Website and app data records:
*** Begin section ***

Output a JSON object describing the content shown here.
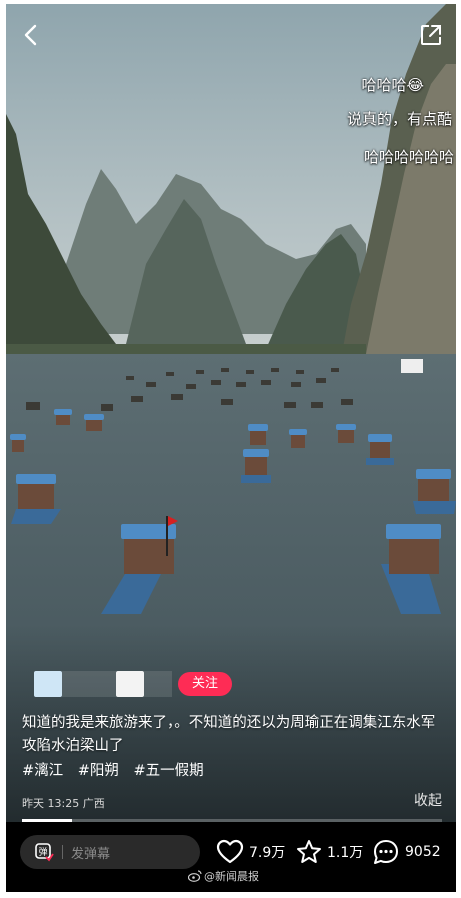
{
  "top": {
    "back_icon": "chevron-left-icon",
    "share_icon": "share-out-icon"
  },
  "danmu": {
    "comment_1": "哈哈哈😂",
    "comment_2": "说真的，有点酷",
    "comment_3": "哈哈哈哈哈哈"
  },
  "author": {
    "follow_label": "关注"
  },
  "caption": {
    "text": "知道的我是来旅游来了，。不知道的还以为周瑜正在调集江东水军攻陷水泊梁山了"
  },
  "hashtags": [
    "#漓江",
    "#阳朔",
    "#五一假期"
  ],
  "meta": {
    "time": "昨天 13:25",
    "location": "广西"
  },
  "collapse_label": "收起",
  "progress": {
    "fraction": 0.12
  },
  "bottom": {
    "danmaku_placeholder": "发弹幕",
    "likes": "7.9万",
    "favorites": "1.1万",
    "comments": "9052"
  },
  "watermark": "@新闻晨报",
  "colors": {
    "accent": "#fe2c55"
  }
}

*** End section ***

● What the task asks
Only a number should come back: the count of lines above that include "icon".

● Your response
2